Midwives in low-resource settings
Pakistan is a low-resource country where midwives are often not supported in their role as skilled birth attendants. Changes are needed to support midwives in providing safe and effective care.
Countries with scarce resources, like Pakistan, mostly have poor health indicators. Maternal, neonatal and child healthcare are often compromised as a result of a lack of availability and accessibility of trained birth attendants, such as midwives. Midwives are known to be the primary healthcare provider for women during the perinatal period. Generally, they face many challenges while working in communities; and being in a pandemic can worsen their problems. Pakistan has to apply possible strategies to promote the image of midwives and midwifery profession.
The Alma-Ata Declaration highlighted the importance of primary healthcare (World Health Organization [WHO], 1978). Countries across the globe developed action plans to strengthen the provision of primary healthcare services. Ten years later, the safe motherhood initiative was launched to promote perinatal care at community and healthcare facility level (Safe Motherhood, 1997). This initiative shifted the focus from traditional birth attendants towards skilled birth attendants. Skilled birth attendants are professionals, including midwives and obstetricians, who are trained to provide antenatal, intranatal, postnatal, and neonatal care, as well as family planning services to low risk women. Furthermore, they have to be competent in order to identify, manage and refer complicated maternal and neonatal cases to the appropriate levels of care in a timely manner (WHO et al, 2004).
Register now to continue reading
Thank you for visiting British Journal of Midwifery and reading some of our peer-reviewed resources for midwives. To read more, please register today. You’ll enjoy the following great benefits:
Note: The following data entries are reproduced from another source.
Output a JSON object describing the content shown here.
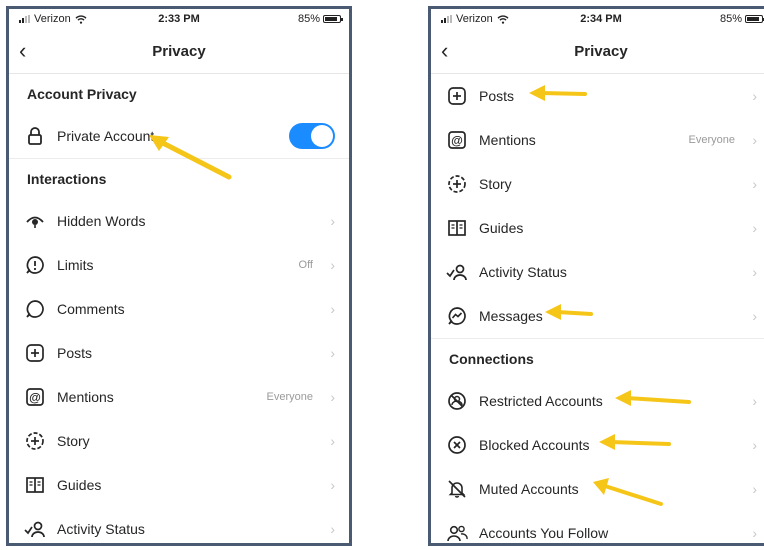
{
  "left": {
    "status": {
      "carrier": "Verizon",
      "time": "2:33 PM",
      "battery": "85%"
    },
    "nav": {
      "title": "Privacy"
    },
    "account_section": "Account Privacy",
    "private_account": {
      "label": "Private Account",
      "enabled": true
    },
    "interactions_section": "Interactions",
    "items": [
      {
        "label": "Hidden Words",
        "value": ""
      },
      {
        "label": "Limits",
        "value": "Off"
      },
      {
        "label": "Comments",
        "value": ""
      },
      {
        "label": "Posts",
        "value": ""
      },
      {
        "label": "Mentions",
        "value": "Everyone"
      },
      {
        "label": "Story",
        "value": ""
      },
      {
        "label": "Guides",
        "value": ""
      },
      {
        "label": "Activity Status",
        "value": ""
      }
    ]
  },
  "right": {
    "status": {
      "carrier": "Verizon",
      "time": "2:34 PM",
      "battery": "85%"
    },
    "nav": {
      "title": "Privacy"
    },
    "items": [
      {
        "label": "Posts",
        "value": ""
      },
      {
        "label": "Mentions",
        "value": "Everyone"
      },
      {
        "label": "Story",
        "value": ""
      },
      {
        "label": "Guides",
        "value": ""
      },
      {
        "label": "Activity Status",
        "value": ""
      },
      {
        "label": "Messages",
        "value": ""
      }
    ],
    "connections_section": "Connections",
    "connections": [
      {
        "label": "Restricted Accounts"
      },
      {
        "label": "Blocked Accounts"
      },
      {
        "label": "Muted Accounts"
      },
      {
        "label": "Accounts You Follow"
      }
    ]
  },
  "colors": {
    "toggle_on": "#1a8cff",
    "arrow": "#f5c518",
    "frame": "#4b5a73"
  },
  "icons": [
    "lock-icon",
    "hidden-words-icon",
    "limits-icon",
    "comments-icon",
    "posts-icon",
    "mentions-icon",
    "story-icon",
    "guides-icon",
    "activity-status-icon",
    "messages-icon",
    "restricted-icon",
    "blocked-icon",
    "muted-icon",
    "accounts-follow-icon",
    "chevron-right-icon",
    "back-chevron-icon"
  ]
}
Limited access to our clinical or professional articles
New content and clinical newsletter updates each month